### Directions for this task
Restate every entry verbatim; drop the pictures.

-- Exercise data follows --

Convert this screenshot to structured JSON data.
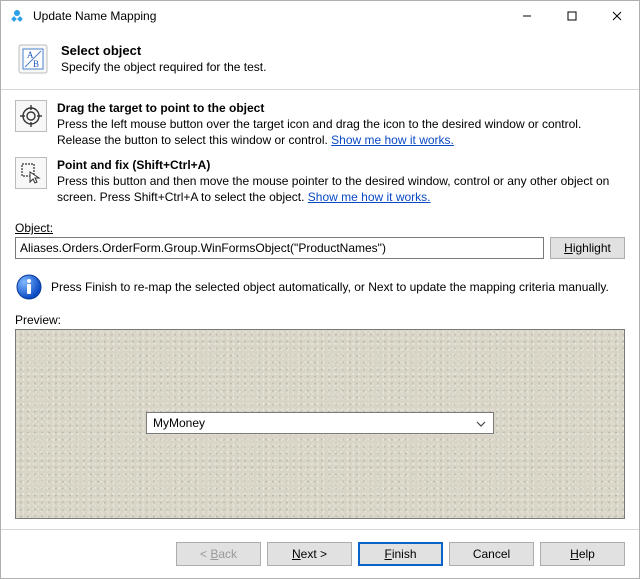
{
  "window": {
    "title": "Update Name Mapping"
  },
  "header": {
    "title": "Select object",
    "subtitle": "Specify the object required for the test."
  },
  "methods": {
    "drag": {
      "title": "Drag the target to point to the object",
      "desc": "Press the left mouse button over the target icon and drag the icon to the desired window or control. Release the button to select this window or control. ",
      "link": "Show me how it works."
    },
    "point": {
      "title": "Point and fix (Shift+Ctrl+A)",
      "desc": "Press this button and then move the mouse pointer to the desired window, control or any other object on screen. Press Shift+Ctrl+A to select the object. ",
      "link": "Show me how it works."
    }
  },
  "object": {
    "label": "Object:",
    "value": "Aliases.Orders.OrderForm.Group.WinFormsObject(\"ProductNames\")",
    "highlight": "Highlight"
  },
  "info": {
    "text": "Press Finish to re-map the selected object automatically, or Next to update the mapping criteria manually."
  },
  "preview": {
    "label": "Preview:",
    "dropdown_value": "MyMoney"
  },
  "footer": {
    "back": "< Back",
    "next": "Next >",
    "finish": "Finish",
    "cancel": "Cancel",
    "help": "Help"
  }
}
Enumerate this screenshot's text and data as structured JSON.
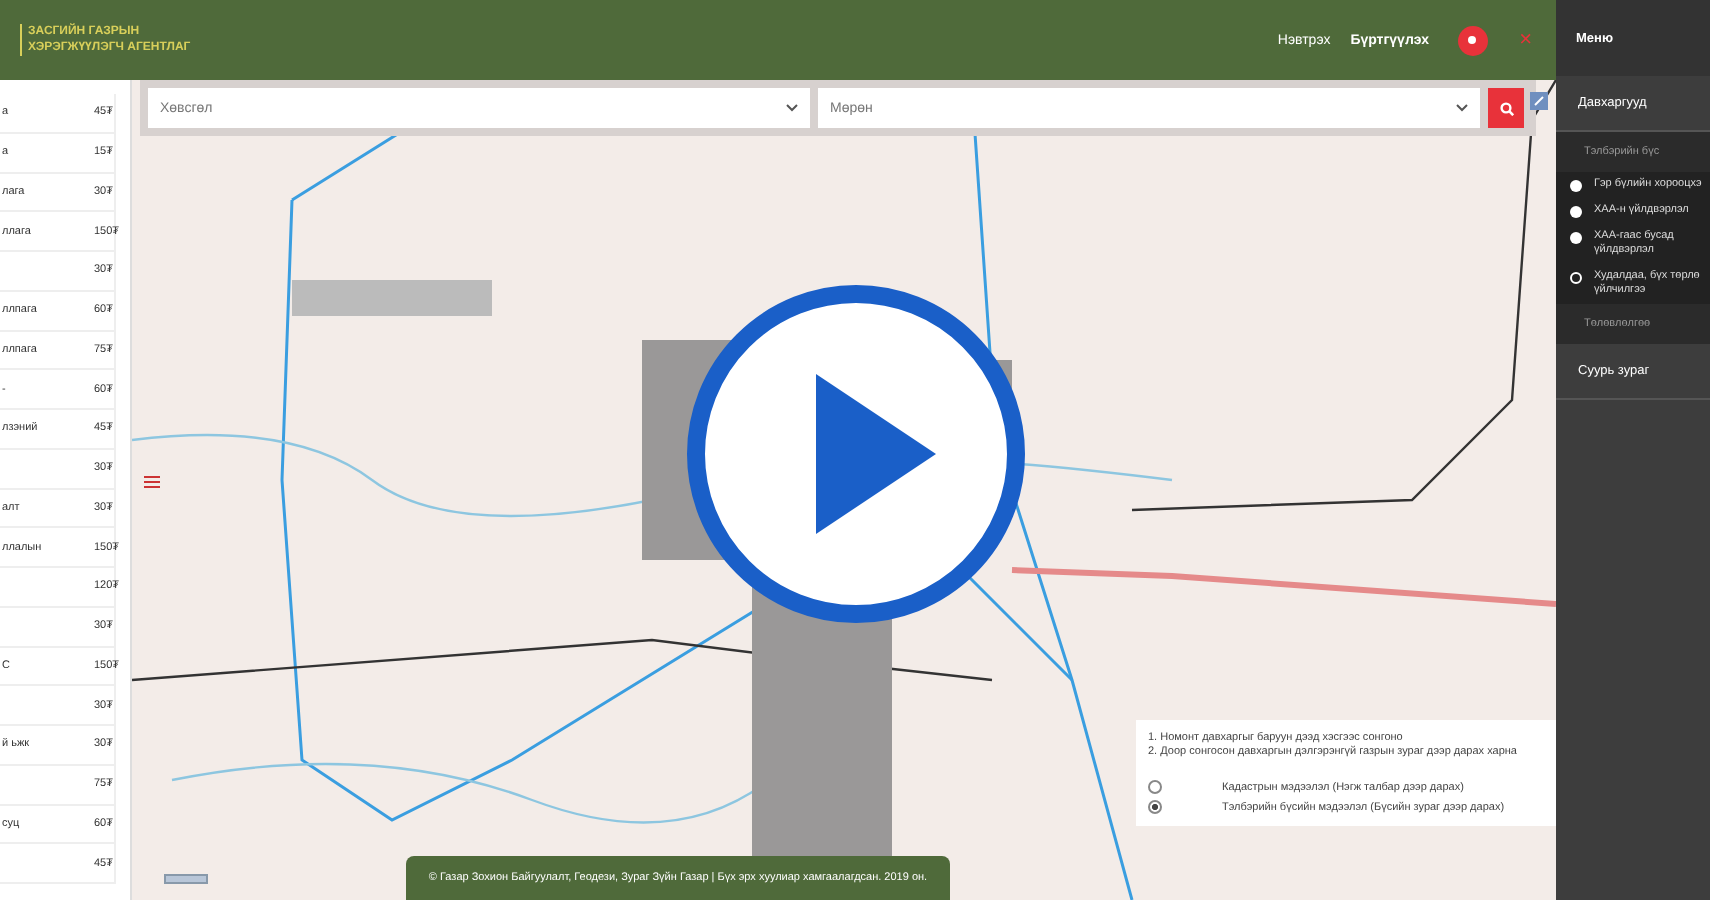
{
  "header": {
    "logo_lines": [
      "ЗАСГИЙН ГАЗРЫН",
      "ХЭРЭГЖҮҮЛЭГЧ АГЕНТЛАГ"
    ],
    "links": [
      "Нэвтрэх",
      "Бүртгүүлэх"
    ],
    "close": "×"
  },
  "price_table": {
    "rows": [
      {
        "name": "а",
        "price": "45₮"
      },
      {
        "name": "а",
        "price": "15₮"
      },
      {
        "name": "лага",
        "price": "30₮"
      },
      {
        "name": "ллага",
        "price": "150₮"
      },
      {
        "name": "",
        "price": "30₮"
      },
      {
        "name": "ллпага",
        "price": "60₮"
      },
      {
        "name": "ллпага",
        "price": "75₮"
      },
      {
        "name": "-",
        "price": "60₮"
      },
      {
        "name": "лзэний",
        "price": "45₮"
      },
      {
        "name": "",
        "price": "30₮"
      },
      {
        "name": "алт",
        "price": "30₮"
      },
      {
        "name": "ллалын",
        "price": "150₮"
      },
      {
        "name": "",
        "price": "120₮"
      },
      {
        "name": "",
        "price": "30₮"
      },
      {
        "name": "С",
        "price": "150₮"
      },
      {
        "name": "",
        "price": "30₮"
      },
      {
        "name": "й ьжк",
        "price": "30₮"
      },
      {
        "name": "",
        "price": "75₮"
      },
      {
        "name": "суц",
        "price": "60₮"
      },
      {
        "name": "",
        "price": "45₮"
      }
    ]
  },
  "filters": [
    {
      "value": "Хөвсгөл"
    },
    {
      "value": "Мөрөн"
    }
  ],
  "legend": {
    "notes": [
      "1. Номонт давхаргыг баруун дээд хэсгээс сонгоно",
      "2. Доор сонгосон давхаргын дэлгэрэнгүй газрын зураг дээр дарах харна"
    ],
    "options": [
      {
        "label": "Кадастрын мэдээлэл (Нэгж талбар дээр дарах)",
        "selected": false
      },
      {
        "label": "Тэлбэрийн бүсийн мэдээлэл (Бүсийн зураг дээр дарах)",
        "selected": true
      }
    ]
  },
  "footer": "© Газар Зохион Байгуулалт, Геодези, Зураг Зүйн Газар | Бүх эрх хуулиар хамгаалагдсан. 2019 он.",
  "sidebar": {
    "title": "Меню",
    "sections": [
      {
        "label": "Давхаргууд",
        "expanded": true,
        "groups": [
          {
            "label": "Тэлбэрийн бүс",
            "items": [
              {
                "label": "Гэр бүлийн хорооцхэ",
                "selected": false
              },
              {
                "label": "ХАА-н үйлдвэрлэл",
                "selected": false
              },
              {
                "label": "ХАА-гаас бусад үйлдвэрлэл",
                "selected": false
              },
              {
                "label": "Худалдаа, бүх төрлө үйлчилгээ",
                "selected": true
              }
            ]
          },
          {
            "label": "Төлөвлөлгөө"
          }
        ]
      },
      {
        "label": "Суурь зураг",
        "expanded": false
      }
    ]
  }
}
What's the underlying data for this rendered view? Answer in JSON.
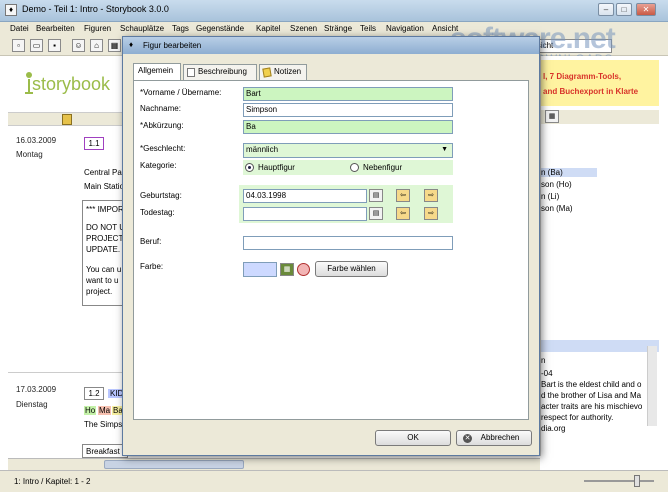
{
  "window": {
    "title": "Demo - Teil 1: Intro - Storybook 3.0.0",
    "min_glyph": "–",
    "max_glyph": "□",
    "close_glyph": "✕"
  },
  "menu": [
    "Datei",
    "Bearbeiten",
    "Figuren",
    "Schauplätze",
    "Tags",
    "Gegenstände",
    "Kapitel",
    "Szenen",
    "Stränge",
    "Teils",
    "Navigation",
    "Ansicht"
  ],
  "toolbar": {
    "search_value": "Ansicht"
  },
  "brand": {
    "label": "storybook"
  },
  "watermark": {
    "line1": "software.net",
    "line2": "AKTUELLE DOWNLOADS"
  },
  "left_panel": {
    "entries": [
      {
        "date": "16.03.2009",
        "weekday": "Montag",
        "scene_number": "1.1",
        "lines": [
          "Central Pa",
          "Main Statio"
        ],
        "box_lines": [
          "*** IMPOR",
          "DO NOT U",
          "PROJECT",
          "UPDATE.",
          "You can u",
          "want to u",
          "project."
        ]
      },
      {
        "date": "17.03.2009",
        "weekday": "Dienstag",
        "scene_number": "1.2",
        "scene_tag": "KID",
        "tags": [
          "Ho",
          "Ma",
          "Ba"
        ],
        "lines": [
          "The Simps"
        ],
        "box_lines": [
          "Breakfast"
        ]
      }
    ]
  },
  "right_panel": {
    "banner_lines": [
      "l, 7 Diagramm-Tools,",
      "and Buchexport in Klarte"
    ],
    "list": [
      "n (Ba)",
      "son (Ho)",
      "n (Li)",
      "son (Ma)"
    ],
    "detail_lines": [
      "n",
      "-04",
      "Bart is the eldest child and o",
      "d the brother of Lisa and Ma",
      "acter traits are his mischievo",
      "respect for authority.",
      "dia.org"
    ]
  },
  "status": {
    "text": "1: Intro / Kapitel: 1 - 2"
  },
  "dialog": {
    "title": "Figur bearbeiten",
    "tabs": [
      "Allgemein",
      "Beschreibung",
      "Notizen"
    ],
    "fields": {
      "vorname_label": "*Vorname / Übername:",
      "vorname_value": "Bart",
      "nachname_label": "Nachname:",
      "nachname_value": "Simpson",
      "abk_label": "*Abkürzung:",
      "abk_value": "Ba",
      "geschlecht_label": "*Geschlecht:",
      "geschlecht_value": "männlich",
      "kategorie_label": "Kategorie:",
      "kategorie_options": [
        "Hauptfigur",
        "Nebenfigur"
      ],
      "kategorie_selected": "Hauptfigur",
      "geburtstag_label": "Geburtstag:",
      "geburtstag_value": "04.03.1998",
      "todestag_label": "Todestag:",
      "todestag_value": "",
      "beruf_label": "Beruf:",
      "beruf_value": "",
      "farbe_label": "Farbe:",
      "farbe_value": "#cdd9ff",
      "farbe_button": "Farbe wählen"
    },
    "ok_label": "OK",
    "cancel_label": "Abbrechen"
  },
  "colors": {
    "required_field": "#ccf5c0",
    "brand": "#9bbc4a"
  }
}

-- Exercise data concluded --

### Reply to the task
Convert this screenshot to structured JSON data.
{
  "window": {
    "title": "Update Name Mapping"
  },
  "header": {
    "title": "Select object",
    "subtitle": "Specify the object required for the test."
  },
  "methods": {
    "drag": {
      "title": "Drag the target to point to the object",
      "desc": "Press the left mouse button over the target icon and drag the icon to the desired window or control. Release the button to select this window or control. ",
      "link": "Show me how it works."
    },
    "point": {
      "title": "Point and fix (Shift+Ctrl+A)",
      "desc": "Press this button and then move the mouse pointer to the desired window, control or any other object on screen. Press Shift+Ctrl+A to select the object. ",
      "link": "Show me how it works."
    }
  },
  "object": {
    "label": "Object:",
    "value": "Aliases.Orders.OrderForm.Group.WinFormsObject(\"ProductNames\")",
    "highlight": "Highlight"
  },
  "info": {
    "text": "Press Finish to re-map the selected object automatically, or Next to update the mapping criteria manually."
  },
  "preview": {
    "label": "Preview:",
    "dropdown_value": "MyMoney"
  },
  "footer": {
    "back": "< Back",
    "next": "Next >",
    "finish": "Finish",
    "cancel": "Cancel",
    "help": "Help"
  }
}
Enumerate this screenshot's text and data as structured JSON.
{
  "header": {
    "logo_lines": [
      "ЗАСГИЙН ГАЗРЫН",
      "ХЭРЭГЖҮҮЛЭГЧ АГЕНТЛАГ"
    ],
    "links": [
      "Нэвтрэх",
      "Бүртгүүлэх"
    ],
    "close": "×"
  },
  "price_table": {
    "rows": [
      {
        "name": "а",
        "price": "45₮"
      },
      {
        "name": "а",
        "price": "15₮"
      },
      {
        "name": "лага",
        "price": "30₮"
      },
      {
        "name": "ллага",
        "price": "150₮"
      },
      {
        "name": "",
        "price": "30₮"
      },
      {
        "name": "ллпага",
        "price": "60₮"
      },
      {
        "name": "ллпага",
        "price": "75₮"
      },
      {
        "name": "-",
        "price": "60₮"
      },
      {
        "name": "лзэний",
        "price": "45₮"
      },
      {
        "name": "",
        "price": "30₮"
      },
      {
        "name": "алт",
        "price": "30₮"
      },
      {
        "name": "ллалын",
        "price": "150₮"
      },
      {
        "name": "",
        "price": "120₮"
      },
      {
        "name": "",
        "price": "30₮"
      },
      {
        "name": "С",
        "price": "150₮"
      },
      {
        "name": "",
        "price": "30₮"
      },
      {
        "name": "й ьжк",
        "price": "30₮"
      },
      {
        "name": "",
        "price": "75₮"
      },
      {
        "name": "суц",
        "price": "60₮"
      },
      {
        "name": "",
        "price": "45₮"
      }
    ]
  },
  "filters": [
    {
      "value": "Хөвсгөл"
    },
    {
      "value": "Мөрөн"
    }
  ],
  "legend": {
    "notes": [
      "1. Номонт давхаргыг баруун дээд хэсгээс сонгоно",
      "2. Доор сонгосон давхаргын дэлгэрэнгүй газрын зураг дээр дарах харна"
    ],
    "options": [
      {
        "label": "Кадастрын мэдээлэл (Нэгж талбар дээр дарах)",
        "selected": false
      },
      {
        "label": "Тэлбэрийн бүсийн мэдээлэл (Бүсийн зураг дээр дарах)",
        "selected": true
      }
    ]
  },
  "footer": "© Газар Зохион Байгуулалт, Геодези, Зураг Зүйн Газар | Бүх эрх хуулиар хамгаалагдсан. 2019 он.",
  "sidebar": {
    "title": "Меню",
    "sections": [
      {
        "label": "Давхаргууд",
        "expanded": true,
        "groups": [
          {
            "label": "Тэлбэрийн бүс",
            "items": [
              {
                "label": "Гэр бүлийн хорооцхэ",
                "selected": false
              },
              {
                "label": "ХАА-н үйлдвэрлэл",
                "selected": false
              },
              {
                "label": "ХАА-гаас бусад үйлдвэрлэл",
                "selected": false
              },
              {
                "label": "Худалдаа, бүх төрлө үйлчилгээ",
                "selected": true
              }
            ]
          },
          {
            "label": "Төлөвлөлгөө"
          }
        ]
      },
      {
        "label": "Суурь зураг",
        "expanded": false
      }
    ]
  }
}
What's the underlying data for this rendered view? Answer in JSON.
{
  "window": {
    "title": "Demo - Teil 1: Intro - Storybook 3.0.0",
    "min_glyph": "–",
    "max_glyph": "□",
    "close_glyph": "✕"
  },
  "menu": [
    "Datei",
    "Bearbeiten",
    "Figuren",
    "Schauplätze",
    "Tags",
    "Gegenstände",
    "Kapitel",
    "Szenen",
    "Stränge",
    "Teils",
    "Navigation",
    "Ansicht"
  ],
  "toolbar": {
    "search_value": "Ansicht"
  },
  "brand": {
    "label": "storybook"
  },
  "watermark": {
    "line1": "software.net",
    "line2": "AKTUELLE DOWNLOADS"
  },
  "left_panel": {
    "entries": [
      {
        "date": "16.03.2009",
        "weekday": "Montag",
        "scene_number": "1.1",
        "lines": [
          "Central Pa",
          "Main Statio"
        ],
        "box_lines": [
          "*** IMPOR",
          "DO NOT U",
          "PROJECT",
          "UPDATE.",
          "You can u",
          "want to u",
          "project."
        ]
      },
      {
        "date": "17.03.2009",
        "weekday": "Dienstag",
        "scene_number": "1.2",
        "scene_tag": "KID",
        "tags": [
          "Ho",
          "Ma",
          "Ba"
        ],
        "lines": [
          "The Simps"
        ],
        "box_lines": [
          "Breakfast"
        ]
      }
    ]
  },
  "right_panel": {
    "banner_lines": [
      "l, 7 Diagramm-Tools,",
      "and Buchexport in Klarte"
    ],
    "list": [
      "n (Ba)",
      "son (Ho)",
      "n (Li)",
      "son (Ma)"
    ],
    "detail_lines": [
      "n",
      "-04",
      "Bart is the eldest child and o",
      "d the brother of Lisa and Ma",
      "acter traits are his mischievo",
      "respect for authority.",
      "dia.org"
    ]
  },
  "status": {
    "text": "1: Intro / Kapitel: 1 - 2"
  },
  "dialog": {
    "title": "Figur bearbeiten",
    "tabs": [
      "Allgemein",
      "Beschreibung",
      "Notizen"
    ],
    "fields": {
      "vorname_label": "*Vorname / Übername:",
      "vorname_value": "Bart",
      "nachname_label": "Nachname:",
      "nachname_value": "Simpson",
      "abk_label": "*Abkürzung:",
      "abk_value": "Ba",
      "geschlecht_label": "*Geschlecht:",
      "geschlecht_value": "männlich",
      "kategorie_label": "Kategorie:",
      "kategorie_options": [
        "Hauptfigur",
        "Nebenfigur"
      ],
      "kategorie_selected": "Hauptfigur",
      "geburtstag_label": "Geburtstag:",
      "geburtstag_value": "04.03.1998",
      "todestag_label": "Todestag:",
      "todestag_value": "",
      "beruf_label": "Beruf:",
      "beruf_value": "",
      "farbe_label": "Farbe:",
      "farbe_value": "#cdd9ff",
      "farbe_button": "Farbe wählen"
    },
    "ok_label": "OK",
    "cancel_label": "Abbrechen"
  },
  "colors": {
    "required_field": "#ccf5c0",
    "brand": "#9bbc4a"
  }
}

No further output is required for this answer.